If I can’t get rid of the buzz, I’ll just have him record it over using a different amp. before I do that, what would recommend for removing the buzz?

Once we add the vocals and delete the beginning of the song, I doubt it will be heard, but we’ll see.

it is possible that I recorded them too hot. this is the first time I recorded directly to a computer like this. I thought as long as I stayed away from the edges of the timeline, I would be ok

It’ll be difficult to remove successfully. “Mains hum” that causes the buzz is usually quoted as 50 or 60 Hz (Europe / US), but the buzz has many harmonics of that frequency, so (US example) there will be buzz frequencies at 60, 120, 180, 240, 300, 360, 420, 480, 540, 600, 660, 720, 780, …Hz. Much better if you can start with a clean recording.

Although I’m making a fuss about the buzz, it’s not really bad. If you ensure that the track is silenced when he’s not actually playing (a noise gate can help with that, but take care to not abruptly cut off the notes) then as you say the buzz will be (mostly) lost in the mix. The point is that if you start with good clean recordings then you are not having to fight with additional problems when you mix down and you can concentrate on the actual job of mixing rather than having to make compromises to work around deficiencies. An extreme example is when someone asks how to improve a recording in which an instrument is out of tune (you haven’t done that :wink: ) The answer is not to use an Auto Tune effect, but to make sure that the instruments are in tune before you start.

I’m not sure exactly at what stage the clipping occurred, it may have been in the raw recording or at some stage during the mix down. I don’t know what equipment you are using but it may even have been the microphone pre-amp overloading a little, but at some point it has clipped a little. When you’re recording, just check that you have a bit of headroom at each stage of the signal chain. In Audacity 1.3.x you can drag the meter toolbars to make them the full width of the screen - this makes them a lot easier to see the peak level.

well the nice thing is we recorded 16 songs, and the goal is to produce a 10 minutes video out of those songs. I can pick and choose which clips I use, and if a song isn’t up to par, it will wind up on the cutting room floor.

as for the tuning, yes, I hear it too… the guitar players tuned between each song at my request, but one of them uses such light strings he stretches them when he plays. not much I can do about that…

these guys aren’t professional, and this is a weekend garage band trying to get a recording we can sent out to a few places to play… not looking for a recording contract or anything… good thing… LOL

eventually, the recording will be synced up with a video like this of us playing in different venues. this one was just recorded with the mic on my camera.
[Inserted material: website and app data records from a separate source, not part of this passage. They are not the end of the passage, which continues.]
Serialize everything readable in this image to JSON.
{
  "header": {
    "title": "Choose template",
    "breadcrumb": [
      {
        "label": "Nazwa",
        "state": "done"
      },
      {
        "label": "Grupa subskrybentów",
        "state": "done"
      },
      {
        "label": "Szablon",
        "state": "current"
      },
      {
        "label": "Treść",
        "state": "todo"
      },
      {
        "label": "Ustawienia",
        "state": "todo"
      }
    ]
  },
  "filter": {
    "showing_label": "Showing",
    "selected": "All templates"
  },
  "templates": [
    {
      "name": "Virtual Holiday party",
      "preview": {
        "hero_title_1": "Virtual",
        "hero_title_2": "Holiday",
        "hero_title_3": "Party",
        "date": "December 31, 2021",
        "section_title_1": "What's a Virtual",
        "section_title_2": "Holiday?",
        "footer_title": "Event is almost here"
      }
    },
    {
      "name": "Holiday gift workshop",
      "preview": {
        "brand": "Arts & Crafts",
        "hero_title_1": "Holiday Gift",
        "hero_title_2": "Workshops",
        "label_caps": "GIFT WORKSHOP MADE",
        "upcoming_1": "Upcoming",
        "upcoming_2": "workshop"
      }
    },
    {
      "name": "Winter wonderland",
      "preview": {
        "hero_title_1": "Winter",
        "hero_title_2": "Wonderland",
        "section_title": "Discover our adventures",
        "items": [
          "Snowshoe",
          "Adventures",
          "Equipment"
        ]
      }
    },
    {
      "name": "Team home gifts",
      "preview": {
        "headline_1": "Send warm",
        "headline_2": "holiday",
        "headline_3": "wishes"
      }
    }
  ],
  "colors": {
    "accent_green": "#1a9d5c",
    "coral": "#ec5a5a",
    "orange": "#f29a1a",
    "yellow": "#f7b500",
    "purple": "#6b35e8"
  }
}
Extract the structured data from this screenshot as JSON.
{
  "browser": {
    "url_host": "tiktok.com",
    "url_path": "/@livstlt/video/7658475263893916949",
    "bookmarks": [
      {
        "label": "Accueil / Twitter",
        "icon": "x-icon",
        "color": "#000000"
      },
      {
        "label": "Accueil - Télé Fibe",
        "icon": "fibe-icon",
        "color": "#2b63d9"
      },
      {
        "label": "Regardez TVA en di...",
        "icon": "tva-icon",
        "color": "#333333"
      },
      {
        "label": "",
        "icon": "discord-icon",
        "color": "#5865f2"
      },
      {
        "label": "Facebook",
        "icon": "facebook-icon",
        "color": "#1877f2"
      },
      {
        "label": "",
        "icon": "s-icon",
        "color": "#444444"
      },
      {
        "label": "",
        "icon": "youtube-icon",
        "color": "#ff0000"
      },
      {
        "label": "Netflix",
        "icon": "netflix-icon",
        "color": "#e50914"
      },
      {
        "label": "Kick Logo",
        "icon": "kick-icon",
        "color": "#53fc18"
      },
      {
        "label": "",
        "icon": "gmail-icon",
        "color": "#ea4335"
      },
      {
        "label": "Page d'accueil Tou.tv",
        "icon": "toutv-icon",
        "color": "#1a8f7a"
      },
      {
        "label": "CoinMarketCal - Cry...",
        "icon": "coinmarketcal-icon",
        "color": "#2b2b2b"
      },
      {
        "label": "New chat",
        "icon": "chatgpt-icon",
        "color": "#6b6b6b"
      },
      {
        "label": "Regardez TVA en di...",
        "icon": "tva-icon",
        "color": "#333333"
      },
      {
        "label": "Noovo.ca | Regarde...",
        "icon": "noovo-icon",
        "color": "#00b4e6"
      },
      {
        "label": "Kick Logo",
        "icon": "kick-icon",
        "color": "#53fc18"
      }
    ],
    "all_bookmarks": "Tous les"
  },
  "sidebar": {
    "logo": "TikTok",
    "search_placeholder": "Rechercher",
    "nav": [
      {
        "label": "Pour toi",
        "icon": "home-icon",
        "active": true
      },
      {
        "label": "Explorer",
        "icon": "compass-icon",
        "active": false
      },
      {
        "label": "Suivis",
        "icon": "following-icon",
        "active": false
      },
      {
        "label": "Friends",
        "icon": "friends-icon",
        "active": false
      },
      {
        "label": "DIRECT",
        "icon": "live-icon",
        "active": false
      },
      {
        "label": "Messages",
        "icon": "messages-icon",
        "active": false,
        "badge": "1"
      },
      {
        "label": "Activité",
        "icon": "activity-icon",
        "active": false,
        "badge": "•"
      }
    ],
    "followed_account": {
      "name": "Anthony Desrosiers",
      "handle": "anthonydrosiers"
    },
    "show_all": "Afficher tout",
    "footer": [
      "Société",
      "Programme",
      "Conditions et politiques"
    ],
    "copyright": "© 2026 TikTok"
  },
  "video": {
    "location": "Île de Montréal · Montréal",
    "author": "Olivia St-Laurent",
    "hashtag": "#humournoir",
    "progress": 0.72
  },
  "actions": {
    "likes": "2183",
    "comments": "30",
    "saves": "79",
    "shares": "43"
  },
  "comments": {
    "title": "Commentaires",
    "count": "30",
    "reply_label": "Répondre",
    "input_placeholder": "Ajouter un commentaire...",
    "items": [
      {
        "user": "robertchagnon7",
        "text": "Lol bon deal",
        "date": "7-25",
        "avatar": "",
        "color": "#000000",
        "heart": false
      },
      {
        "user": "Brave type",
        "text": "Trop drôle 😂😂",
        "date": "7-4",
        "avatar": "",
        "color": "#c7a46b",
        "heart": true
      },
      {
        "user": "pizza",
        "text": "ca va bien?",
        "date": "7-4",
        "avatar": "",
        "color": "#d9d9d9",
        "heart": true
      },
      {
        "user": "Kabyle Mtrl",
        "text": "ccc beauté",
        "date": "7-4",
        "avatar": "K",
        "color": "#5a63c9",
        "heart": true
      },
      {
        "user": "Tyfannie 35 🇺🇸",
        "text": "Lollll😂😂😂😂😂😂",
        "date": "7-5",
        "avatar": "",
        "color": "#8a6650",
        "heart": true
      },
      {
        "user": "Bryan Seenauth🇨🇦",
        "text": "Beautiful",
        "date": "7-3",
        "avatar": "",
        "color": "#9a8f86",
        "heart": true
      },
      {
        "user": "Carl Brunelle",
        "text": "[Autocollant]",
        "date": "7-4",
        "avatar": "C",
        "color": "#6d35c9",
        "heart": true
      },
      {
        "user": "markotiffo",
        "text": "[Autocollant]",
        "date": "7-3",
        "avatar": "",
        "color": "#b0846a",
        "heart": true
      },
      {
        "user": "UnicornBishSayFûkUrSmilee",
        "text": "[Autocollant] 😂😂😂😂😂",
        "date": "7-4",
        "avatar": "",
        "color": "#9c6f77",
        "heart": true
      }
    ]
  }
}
BTW, I’m the bass player

It’s coming along well so far. I look forward to hearing how it develops :slight_smile:

thanks… I’ll tone down the stereo effect, even though part of me really likes it. (i’ll shoot for between 60/40 and 66/33)

we record lead vocals tomorrow, so it’s about to get much more interesting.

More stereo and less dynamic range compression* than Steve’s remix

[* dynamic range compression has reduced the cowbell ]